Aim of the exercise: Return all of the data that follows precisely, leaving every image out.

Data supplied:
• • • •

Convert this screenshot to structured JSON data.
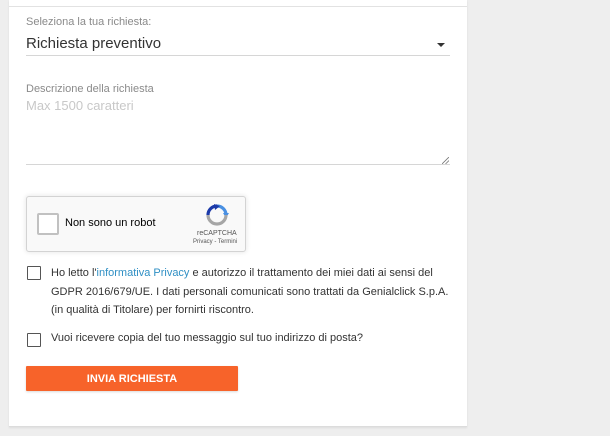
{
  "form": {
    "request_type_label": "Seleziona la tua richiesta:",
    "request_type_value": "Richiesta preventivo",
    "description_label": "Descrizione della richiesta",
    "description_placeholder": "Max 1500 caratteri",
    "description_value": ""
  },
  "recaptcha": {
    "label": "Non sono un robot",
    "brand": "reCAPTCHA",
    "terms": "Privacy - Termini"
  },
  "privacy": {
    "checked": false,
    "text_before": "Ho letto l'",
    "link_text": "informativa Privacy",
    "text_after": " e autorizzo il trattamento dei miei dati ai sensi del GDPR 2016/679/UE. I dati personali comunicati sono trattati da Genialclick S.p.A. (in qualità di Titolare) per fornirti riscontro."
  },
  "copy_option": {
    "checked": false,
    "text": "Vuoi ricevere copia del tuo messaggio sul tuo indirizzo di posta?"
  },
  "submit_label": "INVIA RICHIESTA",
  "colors": {
    "accent": "#f7632a",
    "link": "#2f8fc4",
    "page_background": "#eeeeee"
  },
  "icons": [
    "chevron-down-icon",
    "recaptcha-logo-icon",
    "resize-grip-icon"
  ]
}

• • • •

Answer to this exercise:
Convert this screenshot to structured JSON data.
{
  "form": {
    "request_type_label": "Seleziona la tua richiesta:",
    "request_type_value": "Richiesta preventivo",
    "description_label": "Descrizione della richiesta",
    "description_placeholder": "Max 1500 caratteri",
    "description_value": ""
  },
  "recaptcha": {
    "label": "Non sono un robot",
    "brand": "reCAPTCHA",
    "terms": "Privacy - Termini"
  },
  "privacy": {
    "checked": false,
    "text_before": "Ho letto l'",
    "link_text": "informativa Privacy",
    "text_after": " e autorizzo il trattamento dei miei dati ai sensi del GDPR 2016/679/UE. I dati personali comunicati sono trattati da Genialclick S.p.A. (in qualità di Titolare) per fornirti riscontro."
  },
  "copy_option": {
    "checked": false,
    "text": "Vuoi ricevere copia del tuo messaggio sul tuo indirizzo di posta?"
  },
  "submit_label": "INVIA RICHIESTA",
  "colors": {
    "accent": "#f7632a",
    "link": "#2f8fc4",
    "page_background": "#eeeeee"
  },
  "icons": [
    "chevron-down-icon",
    "recaptcha-logo-icon",
    "resize-grip-icon"
  ]
}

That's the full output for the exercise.